• **ABOUT THIS EXERCISE**:
If a line in the listing below contains the word "icon", count it, then please give only the number of such lines.

• **INPUT DATA**:
·····

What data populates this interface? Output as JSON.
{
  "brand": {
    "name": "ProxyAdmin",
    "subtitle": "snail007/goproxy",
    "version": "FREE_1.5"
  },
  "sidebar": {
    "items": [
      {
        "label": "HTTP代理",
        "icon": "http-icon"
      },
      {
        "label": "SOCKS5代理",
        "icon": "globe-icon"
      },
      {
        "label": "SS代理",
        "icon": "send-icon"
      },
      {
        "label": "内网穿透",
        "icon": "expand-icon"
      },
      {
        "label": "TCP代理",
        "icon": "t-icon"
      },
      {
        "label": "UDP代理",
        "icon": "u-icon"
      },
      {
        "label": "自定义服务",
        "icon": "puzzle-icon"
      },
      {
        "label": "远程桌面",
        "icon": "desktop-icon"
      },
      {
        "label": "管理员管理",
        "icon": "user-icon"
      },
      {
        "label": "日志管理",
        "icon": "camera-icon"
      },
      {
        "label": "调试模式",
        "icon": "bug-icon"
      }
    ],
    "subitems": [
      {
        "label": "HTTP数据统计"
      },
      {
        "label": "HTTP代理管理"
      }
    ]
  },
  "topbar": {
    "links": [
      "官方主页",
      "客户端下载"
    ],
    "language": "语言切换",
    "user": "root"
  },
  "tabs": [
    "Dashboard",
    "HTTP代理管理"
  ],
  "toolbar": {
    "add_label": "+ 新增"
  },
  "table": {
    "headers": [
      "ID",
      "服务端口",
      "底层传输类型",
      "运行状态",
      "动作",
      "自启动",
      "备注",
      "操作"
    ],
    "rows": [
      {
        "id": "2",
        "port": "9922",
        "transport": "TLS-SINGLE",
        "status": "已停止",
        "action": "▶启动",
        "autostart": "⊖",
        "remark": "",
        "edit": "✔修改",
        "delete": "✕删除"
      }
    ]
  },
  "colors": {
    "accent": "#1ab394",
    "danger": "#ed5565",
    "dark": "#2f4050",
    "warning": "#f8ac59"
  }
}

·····

• **ANSWER TO THIS PROBLEM**:
11